Coronavirus in Calderdale: “I think there will be some that won’t be re-opening” - borough’s restaurants brace themselves for impact
Calderdale businesses in the food industry are facing an uncertain future as the consequences of the coronavirus begin to bite.
Earlier this week the public were advised against all non-essential travel and social contact, and advised against going to restaurants, measures which could be in place for several weeks.
The government yesterday (Tuesday) unveiled a package of financial measures to shore up the economy against the coronavirus impact, including £330bn in loans, £20bn in other aid, a business rates holiday, and grants for retailers and pubs.
Billy Fletcher, general manager at The White Lion hotel and restaurant in Hebden Bridge, said: “Our main concern is that if we are forced to close, making sure our staff still get their wages.
“But if there is no money coming in that makes it very complicated. It’s a complex situation and it’s hugely concerning.”Very few businesses can cope with multiple weeks of no cash flow. Cash is king.
“If you hold cash in the business then it isn’t so bad. Some businesses will be affected more than others.
“But we have no business without our staff. And not being able to pay them is a massive issue.
“Hopefully insurance companies can help with that, or the government can offer support.
“I would like to think businesses won’t have to close permanently.

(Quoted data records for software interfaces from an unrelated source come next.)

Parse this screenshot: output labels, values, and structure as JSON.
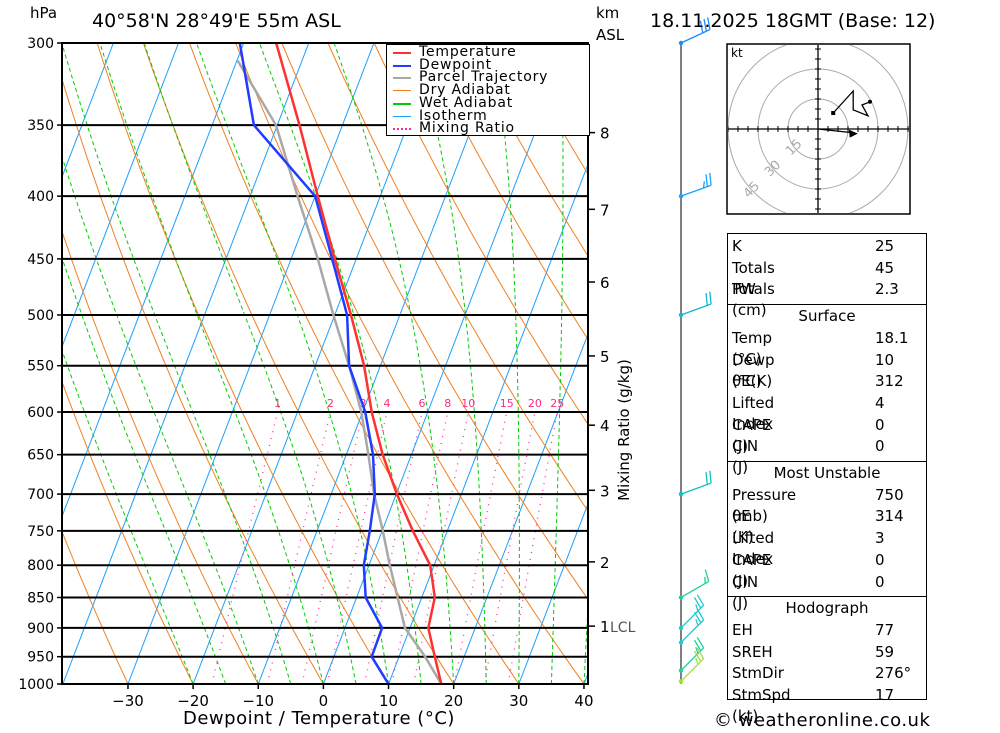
{
  "header": {
    "pressure_unit": "hPa",
    "location": "40°58'N 28°49'E 55m ASL",
    "height_unit_1": "km",
    "height_unit_2": "ASL",
    "datetime": "18.11.2025 18GMT (Base: 12)"
  },
  "legend": [
    {
      "label": "Temperature",
      "color": "#ff3030",
      "style": "solid"
    },
    {
      "label": "Dewpoint",
      "color": "#1f3cff",
      "style": "solid"
    },
    {
      "label": "Parcel Trajectory",
      "color": "#a8a8a8",
      "style": "solid"
    },
    {
      "label": "Dry Adiabat",
      "color": "#f08020",
      "style": "thin"
    },
    {
      "label": "Wet Adiabat",
      "color": "#00cc00",
      "style": "dashed"
    },
    {
      "label": "Isotherm",
      "color": "#1aa0ff",
      "style": "thin"
    },
    {
      "label": "Mixing Ratio",
      "color": "#ff2aa0",
      "style": "dotted"
    }
  ],
  "chart_data": {
    "type": "skew-t",
    "xlabel": "Dewpoint / Temperature (°C)",
    "ylabel": "hPa",
    "xlim": [
      -40,
      40
    ],
    "ylim": [
      1000,
      300
    ],
    "pressure_ticks": [
      300,
      350,
      400,
      450,
      500,
      550,
      600,
      650,
      700,
      750,
      800,
      850,
      900,
      950,
      1000
    ],
    "temperature_ticks": [
      -30,
      -20,
      -10,
      0,
      10,
      20,
      30,
      40
    ],
    "height_ticks_km": [
      {
        "km": "8",
        "p": 355
      },
      {
        "km": "7",
        "p": 410
      },
      {
        "km": "6",
        "p": 470
      },
      {
        "km": "5",
        "p": 540
      },
      {
        "km": "4",
        "p": 615
      },
      {
        "km": "3",
        "p": 695
      },
      {
        "km": "2",
        "p": 795
      },
      {
        "km": "1",
        "p": 897
      }
    ],
    "lcl_label": "LCL",
    "lcl_pressure": 897,
    "mixing_ratio_axis_label": "Mixing Ratio (g/kg)",
    "mixing_ratio_labels": [
      "1",
      "2",
      "3",
      "4",
      "6",
      "8",
      "10",
      "15",
      "20",
      "25"
    ],
    "mixing_ratio_label_pressure": 600,
    "temperature": [
      [
        1000,
        18.1
      ],
      [
        950,
        15.5
      ],
      [
        900,
        12.8
      ],
      [
        850,
        12.0
      ],
      [
        800,
        9.4
      ],
      [
        750,
        4.7
      ],
      [
        700,
        0.1
      ],
      [
        650,
        -4.4
      ],
      [
        600,
        -8.6
      ],
      [
        550,
        -12.5
      ],
      [
        500,
        -17.5
      ],
      [
        450,
        -23.3
      ],
      [
        400,
        -29.6
      ],
      [
        350,
        -36.6
      ],
      [
        300,
        -45.0
      ]
    ],
    "dewpoint": [
      [
        1000,
        10.0
      ],
      [
        950,
        5.8
      ],
      [
        900,
        5.7
      ],
      [
        850,
        1.4
      ],
      [
        800,
        -0.8
      ],
      [
        750,
        -1.9
      ],
      [
        700,
        -3.3
      ],
      [
        650,
        -5.9
      ],
      [
        600,
        -9.6
      ],
      [
        550,
        -14.8
      ],
      [
        500,
        -18.1
      ],
      [
        450,
        -23.7
      ],
      [
        400,
        -30.0
      ],
      [
        350,
        -43.6
      ],
      [
        300,
        -50.6
      ]
    ],
    "parcel": [
      [
        1000,
        18.1
      ],
      [
        950,
        14.0
      ],
      [
        900,
        9.2
      ],
      [
        850,
        6.3
      ],
      [
        800,
        3.2
      ],
      [
        750,
        0.1
      ],
      [
        700,
        -3.4
      ],
      [
        650,
        -6.6
      ],
      [
        600,
        -10.2
      ],
      [
        550,
        -14.8
      ],
      [
        500,
        -20.2
      ],
      [
        450,
        -25.9
      ],
      [
        400,
        -32.7
      ],
      [
        350,
        -40.2
      ],
      [
        310,
        -49.9
      ]
    ],
    "wind_barbs": [
      {
        "p": 300,
        "dir": 245,
        "kt": 30,
        "color": "#1a8cff"
      },
      {
        "p": 400,
        "dir": 250,
        "kt": 25,
        "color": "#1aa0ff"
      },
      {
        "p": 500,
        "dir": 250,
        "kt": 20,
        "color": "#10b8d0"
      },
      {
        "p": 700,
        "dir": 250,
        "kt": 20,
        "color": "#10c0c0"
      },
      {
        "p": 850,
        "dir": 240,
        "kt": 15,
        "color": "#20d090"
      },
      {
        "p": 900,
        "dir": 225,
        "kt": 25,
        "color": "#20c8d0"
      },
      {
        "p": 925,
        "dir": 225,
        "kt": 25,
        "color": "#20c8d0"
      },
      {
        "p": 975,
        "dir": 225,
        "kt": 25,
        "color": "#20d0a0"
      },
      {
        "p": 995,
        "dir": 225,
        "kt": 25,
        "color": "#a0e040"
      }
    ]
  },
  "hodograph": {
    "unit": "kt",
    "rings": [
      "15",
      "30",
      "45"
    ],
    "points_kt": [
      [
        7.6,
        8
      ],
      [
        17.6,
        19
      ],
      [
        17.6,
        9.6
      ],
      [
        25,
        6.6
      ],
      [
        22,
        12
      ],
      [
        26,
        13.6
      ]
    ],
    "storm_motion_kt": [
      16.9,
      -1.8
    ]
  },
  "stats": {
    "general": [
      {
        "label": "K",
        "value": "25"
      },
      {
        "label": "Totals Totals",
        "value": "45"
      },
      {
        "label": "PW (cm)",
        "value": "2.3"
      }
    ],
    "surface": {
      "title": "Surface",
      "rows": [
        {
          "label": "Temp (°C)",
          "value": "18.1"
        },
        {
          "label": "Dewp (°C)",
          "value": "10"
        },
        {
          "label": "θE(K)",
          "value": "312"
        },
        {
          "label": "Lifted Index",
          "value": "4"
        },
        {
          "label": "CAPE (J)",
          "value": "0"
        },
        {
          "label": "CIN (J)",
          "value": "0"
        }
      ]
    },
    "most_unstable": {
      "title": "Most Unstable",
      "rows": [
        {
          "label": "Pressure (mb)",
          "value": "750"
        },
        {
          "label": "θE (K)",
          "value": "314"
        },
        {
          "label": "Lifted Index",
          "value": "3"
        },
        {
          "label": "CAPE (J)",
          "value": "0"
        },
        {
          "label": "CIN (J)",
          "value": "0"
        }
      ]
    },
    "hodograph": {
      "title": "Hodograph",
      "rows": [
        {
          "label": "EH",
          "value": "77"
        },
        {
          "label": "SREH",
          "value": "59"
        },
        {
          "label": "StmDir",
          "value": "276°"
        },
        {
          "label": "StmSpd (kt)",
          "value": "17"
        }
      ]
    }
  },
  "footer": {
    "copyright": "© weatheronline.co.uk"
  }
}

Hopefully they are supported and can get through it.
“A lot of restaurants could possibly do a delivery service, but that wouldn’t work for us.
“We take a lot of business through tourism and international guests, but they are not travelling at the moment. So that is a huge knock-on effect.”

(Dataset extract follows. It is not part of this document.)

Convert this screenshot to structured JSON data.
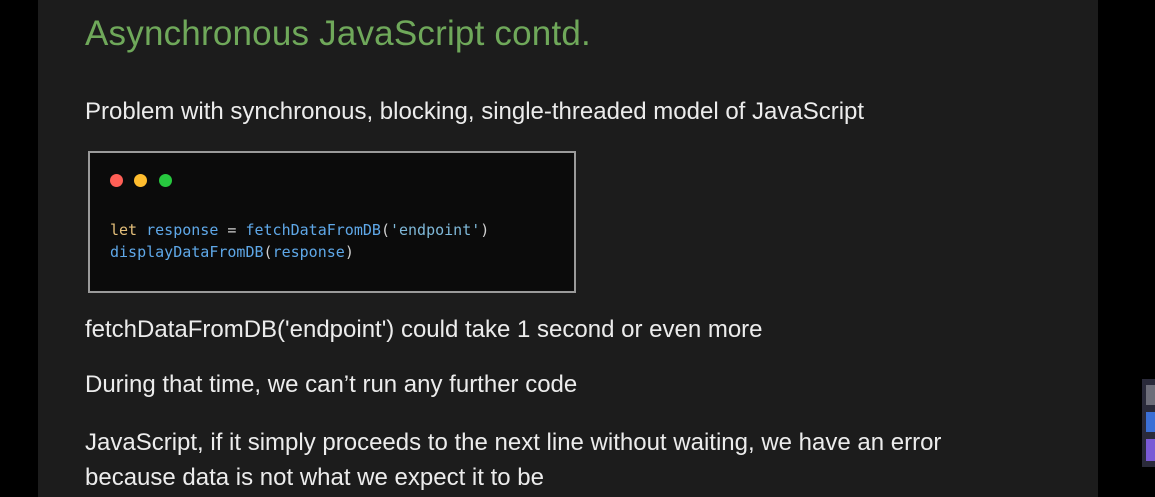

Sam Hughes, restaurant manager at True North, said: “We are being very proactive in mitigating this but it’s something we are going to have to learn to co-exist with.
“It’s the unknown that’s the issue. It is challenging times, we’ve only been open a few months.

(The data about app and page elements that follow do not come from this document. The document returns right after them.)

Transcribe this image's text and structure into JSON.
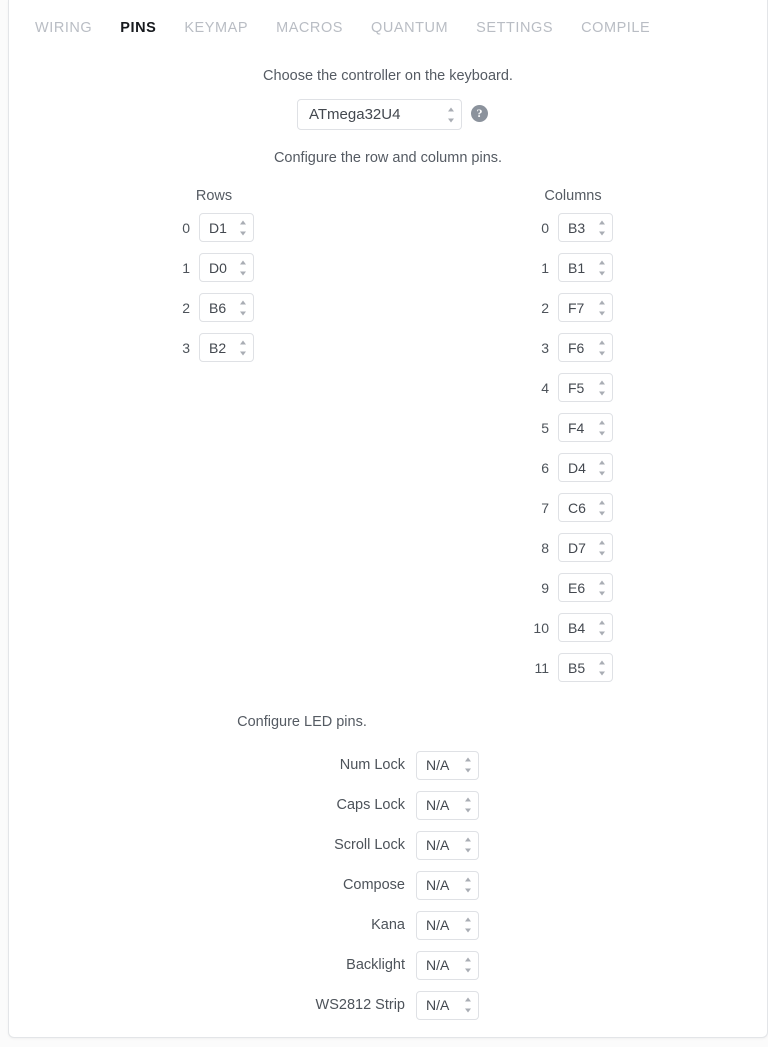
{
  "tabs": [
    {
      "label": "WIRING",
      "active": false
    },
    {
      "label": "PINS",
      "active": true
    },
    {
      "label": "KEYMAP",
      "active": false
    },
    {
      "label": "MACROS",
      "active": false
    },
    {
      "label": "QUANTUM",
      "active": false
    },
    {
      "label": "SETTINGS",
      "active": false
    },
    {
      "label": "COMPILE",
      "active": false
    }
  ],
  "controller": {
    "hint": "Choose the controller on the keyboard.",
    "value": "ATmega32U4",
    "help_icon": "question-mark-circle-icon",
    "help_glyph": "?"
  },
  "matrix": {
    "hint": "Configure the row and column pins.",
    "rows_header": "Rows",
    "columns_header": "Columns",
    "rows": [
      {
        "index": "0",
        "pin": "D1"
      },
      {
        "index": "1",
        "pin": "D0"
      },
      {
        "index": "2",
        "pin": "B6"
      },
      {
        "index": "3",
        "pin": "B2"
      }
    ],
    "columns": [
      {
        "index": "0",
        "pin": "B3"
      },
      {
        "index": "1",
        "pin": "B1"
      },
      {
        "index": "2",
        "pin": "F7"
      },
      {
        "index": "3",
        "pin": "F6"
      },
      {
        "index": "4",
        "pin": "F5"
      },
      {
        "index": "5",
        "pin": "F4"
      },
      {
        "index": "6",
        "pin": "D4"
      },
      {
        "index": "7",
        "pin": "C6"
      },
      {
        "index": "8",
        "pin": "D7"
      },
      {
        "index": "9",
        "pin": "E6"
      },
      {
        "index": "10",
        "pin": "B4"
      },
      {
        "index": "11",
        "pin": "B5"
      }
    ]
  },
  "led": {
    "hint": "Configure LED pins.",
    "items": [
      {
        "label": "Num Lock",
        "pin": "N/A"
      },
      {
        "label": "Caps Lock",
        "pin": "N/A"
      },
      {
        "label": "Scroll Lock",
        "pin": "N/A"
      },
      {
        "label": "Compose",
        "pin": "N/A"
      },
      {
        "label": "Kana",
        "pin": "N/A"
      },
      {
        "label": "Backlight",
        "pin": "N/A"
      },
      {
        "label": "WS2812 Strip",
        "pin": "N/A"
      }
    ]
  },
  "colors": {
    "card_bg": "#ffffff",
    "page_bg": "#fbfbfb",
    "tab_inactive": "#b9bdc4",
    "tab_active": "#16191d",
    "text": "#4d535a",
    "border": "#dfe1e5",
    "help_icon_bg": "#8b929c"
  }
}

“We’ve already changed our procedures to take extra care, such as removing things like salt and pepper pots off the tables and using disposable packs so that only that person comes into contact with them, and all the surfaces are being sanitised every half-an-hour.
“The well being of our staff and customers is our top priority.”We’re taking it as it comes. There isn’t any precedent for this in the industry.
“We’re taking things down to a day at a time.
“Even at the best of times the hospitality sector is unpredictable, particularly restaurants and bars.
“I think there is a bit of apprehension and nerves, because it’s the unknown.
“We can’t ignore our way out of the problem. Being as responsive as possible is the best way out of it.
“We’re independently owned and we employ local people. “We always encourage local people to support businesses in the community, but that becomes particularly important as we work our way through this.
“We’re doing everything we can to minimise the risk to people.”
Chris Greenwood, from Denmans Restaurant in Shelf, said: “We’re already seeing an impact with losing bookings. People don’t want to be socialising.
“But we’re still going. We fear it’s only a matter of time before we are forced to do whatever other countries are doing, which is shutting down.
“We can stand it for a week or two but then all I can do is rely on savings to try and see our way through.
“But it will have a knock-on effect for suppliers - wine suppliers, butchers, bakers.
“We are a busy restaurant. We are getting some cancellations but then we are getting others coming in.
“We had an elderly couple in on Sunday night who said “we want to come out and enjoy things while we can”.
“But I think it will take a few restaurants out and there will be some that won’t be re-opening.
“Hopefully not many, hopefully everybody gets through it.
“When it’s all over, I think it will boom again and everybody will say ‘fantastic, let’s go out, I’m fed up of staying in’, and there’ll be a very busy period following the shut down.
“We’re lucky, we’ll get through it.
“We will have to prop up the business with our own money.
“But some businesses won’t be in that position where they can afford to do that.”